Tom and his wife Lola moved with their young family to Sedalia, Missouri in the early 1900s. While there, he secured a job working as a mail clerk on the KATY line between Sedalia and Parsons, Kansas. If one were to travel between the two locations by car today, it would take three hours and twenty-eight minutes. It would probably take much less time by train. 
In June of 1911, the family moved to Webster Groves, Missouri. Tom continued to work for the U.S. Postal Service on the rail line between St. Louis and Sedalia. If one were to travel between the two locations, it would take two hours and fifty-one minutes, a little less than the trip between Sedalia and Parsons. 
As a railway postal clerk, Tom would have loaded the mail onto the car, sorted, canceled, and filled sacks with mail for delivery to post offices in cities and towns surrounding the rail line.

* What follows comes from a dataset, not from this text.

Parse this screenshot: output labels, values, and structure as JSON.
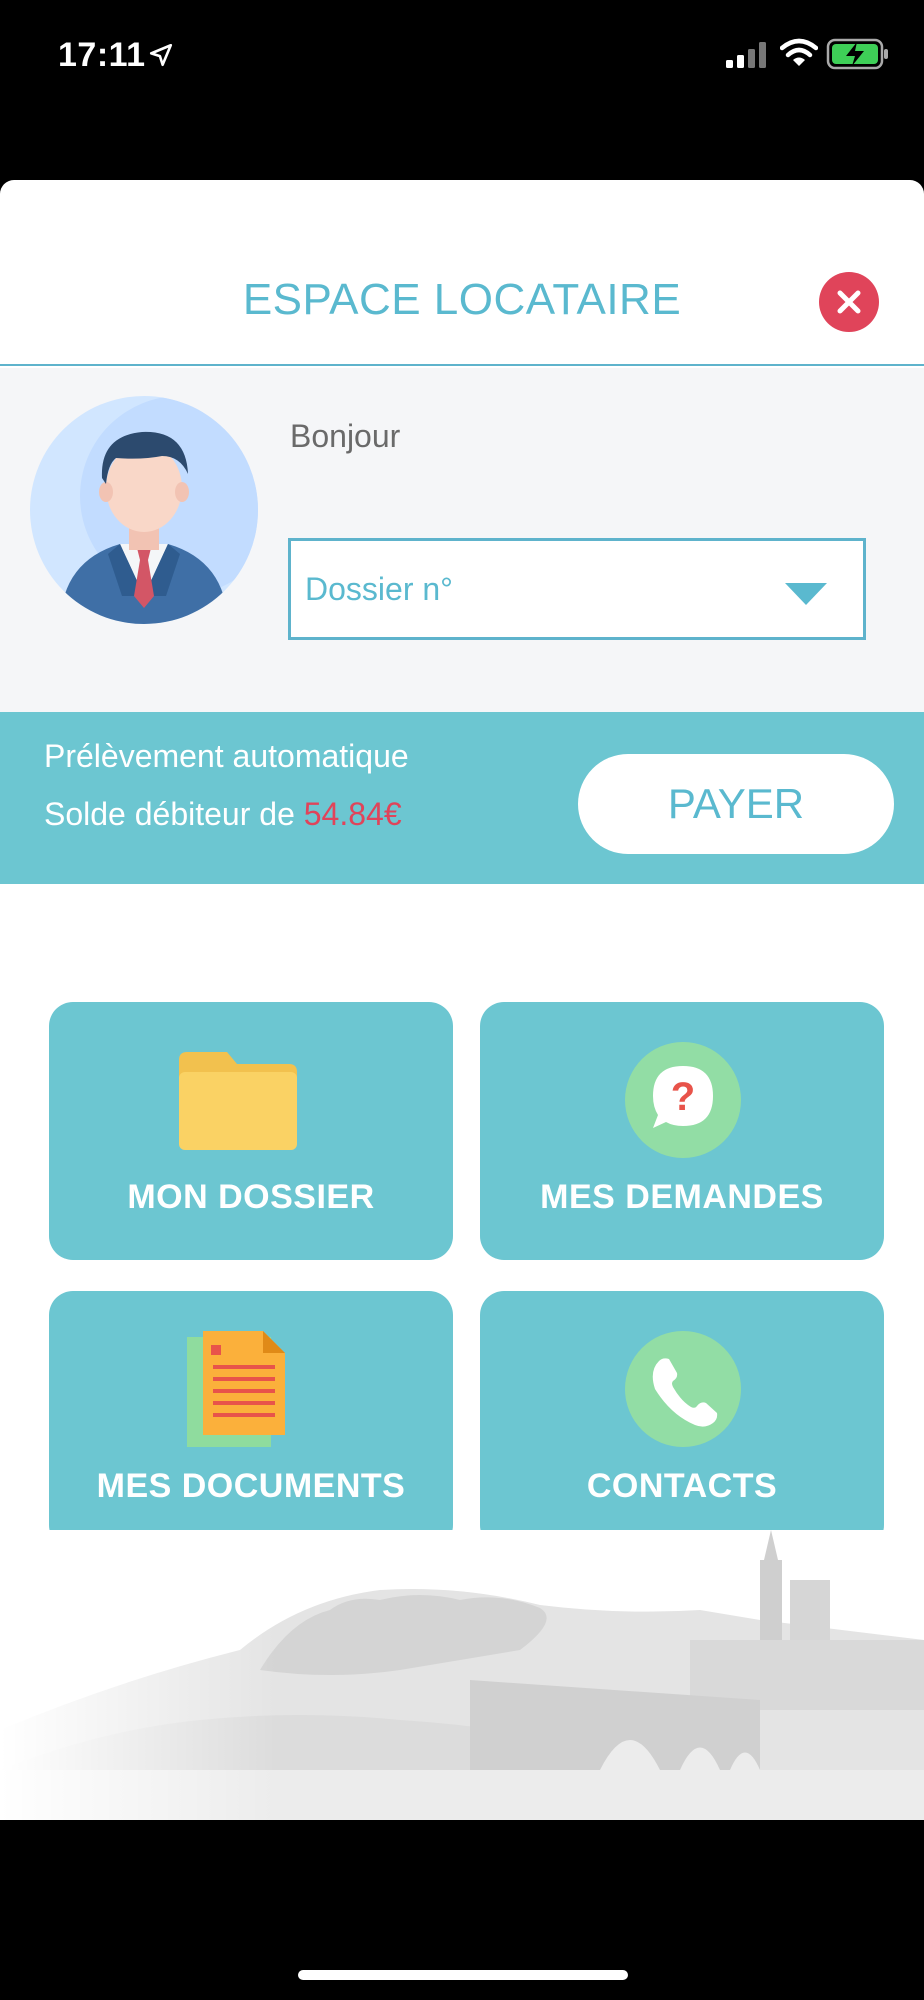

The postal rail car was behind the locomotive. Sparks belched from its stack. The lighter wooden mail cars, sandwiched between the heavier locomotive and passenger cars, provided many opportunities for the mail clerks to suffer severe injury from a wreck, the sudden lurch of the train, or an errant spark that could set the postal rail car ablaze. 
According to trains.com, “RPO clerks were a special breed. Although they were Post Office employees, they were as much railroaders as postal workers.
A century ago, when both vocations held wide appeal (and when railroading was hazardous and mail shipments subject to robbery), they were heroic figures. An RPO clerk had to be familiar with thousands of towns and instantly know the best mail routings to them. On tests, 97% was the passing score; on the job, accuracy and honesty were well over 99%.” 
This job provided the Ferguson family of seven with a solid middle-class income that took them safely through the Great Depression of the 1930s.
The RPO system was still vibrant in the early 1950s. However, by the 1960s, the number of passengers on trains began to decline. Seeing no future for the passenger, the United Postal Service severely cut their RPO routes and eventually ended in 1977. 
Tom kept this job until the early 1940s when he began working as a salesman for a local St. Louis real estate firm. He was in his late fifties. The new occupation was probably not as exciting or physically demanding as his days on the Katy line but certainly safer.
 Wikipedia, https://en.wikipedia.org/wiki/Railway_Mail_Service